    8. Learning and evolving

     The CTP learns from any:

    • severe disruption it experiences;
    • known severe disruption at other relevant third parties;
    • disruption at the firms and FMIs to which it provides services; and
    • resilience tests and sector exercises that it performs or participates in.

    The CTP applies lessons learnt to the remediation of vulnerabilities, updates to existing services, and the development new services.
    The CTP regularly shares these lessons with firms and FMIs and the supervisory authorities.

    How would the resilience of services provided by CTPs be tested?

    The discussion paper avoids prescribing a one-size-fits-all approach to testing CTP resilience, instead promoting the use of number of resilience testing tools and sector wide exercises and then deciding which is the most appropriate for CTP, taking into account:

    • the number of material functions and services that the CTP’s services support;
    • type of services that the CTPs provides (as some testing tools, such as cyber resilience testing, may not be suitable for certain services);
    • regulators’ prior engagement with the CTP and knowledge about the resilience of the services it provides to firms and FMIs;
    • regulators’ confidence about the resilience of the CTP’s services (taking into consideration whether the CTP with a history of disruption more frequently or rigorously);
    • potential risk of disruption to the CTP’s services as a result of testing; and
    • cost, resource and time implications of the different testing tools on all parties involved.

    The discussion paper also suggests that the UK regulators could also consider the results of tests conducted by the CTPs internally or those conducted by or on behalf of both UK and non-UK financial supervisory authorities, provided these tests give appropriate assurance about the resilience of their services to UK firms or FMIs.

    What powers would the UK regulators have over CTPs?

    Under the FSM Bill, UK regulators will be granted a number of powers in respect of CTPs.

    The proposed powers include:

    • issuing a direction requiring a CTP to do, or refrain from doing, anything specified therein, eg:
    • implementing the recommendations of a review conducted by a skilled person or other independent party;
    • remediating issues or vulnerabilities identified in resilience tests, sector-wide exercises, or actual disruption; or
    • suspending or imposing conditions or restrictions on the CTP’s ability to provide services to firms and FMIs;
    • appointing a skilled person to provide a report on the CTP’s compliance with relevant requirements.

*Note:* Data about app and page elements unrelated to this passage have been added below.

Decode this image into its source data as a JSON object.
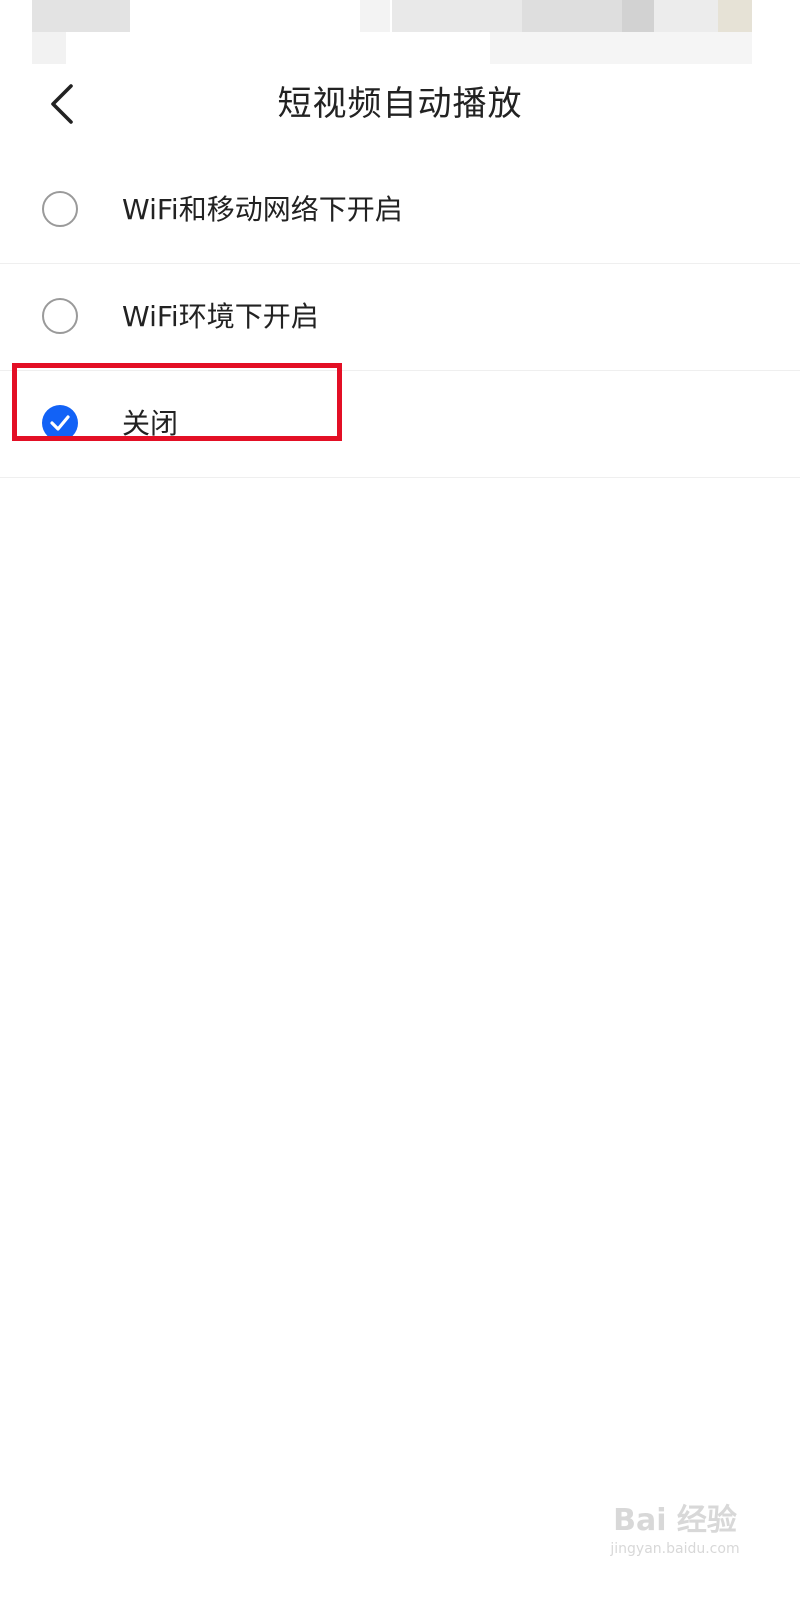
{
  "header": {
    "title": "短视频自动播放",
    "back_icon": "chevron-left-icon"
  },
  "options": [
    {
      "label": "WiFi和移动网络下开启",
      "selected": false
    },
    {
      "label": "WiFi环境下开启",
      "selected": false
    },
    {
      "label": "关闭",
      "selected": true
    }
  ],
  "colors": {
    "accent": "#1262f6",
    "highlight_border": "#e30f25",
    "text": "#222222",
    "radio_border": "#9a9a9a"
  },
  "watermark": {
    "main": "Bai 经验",
    "sub": "jingyan.baidu.com"
  }
}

Such a report could be used, among other purposes, to assess the CTP’s implementation of actions set out in a direction;
    • investigatory powers in order to establish whether a CTP has breached an applicable requirement;
    • if a CTP breaches an applicable requirement:
    • publishing a statement (censure) with details of the CTP’s breach;
    • imposing conditions or limitations on the ability of the CTP to provide services to firms and FMIs;
    • issuing a disqualification notice to the CTP:
    • prohibiting it from entering into future agreements with firms and FMIs for the provision services, and prohibiting firms and/or FMIs from such an agreement with a CTP;
    • prohibiting it from continuing to provide some or all services to firms and/or FMIs, and prohibiting firms and/or FMIs from receiving such services; or
    • imposing conditions or limitations on the ability of the CTP to provide services to firms and FMIs, and/or firms and FMIs receiving these services.

    What next?

    The regulators plan to consult on their proposed requirements and expectations for CTPs in 2023 subject to progress made on the FSM Bill.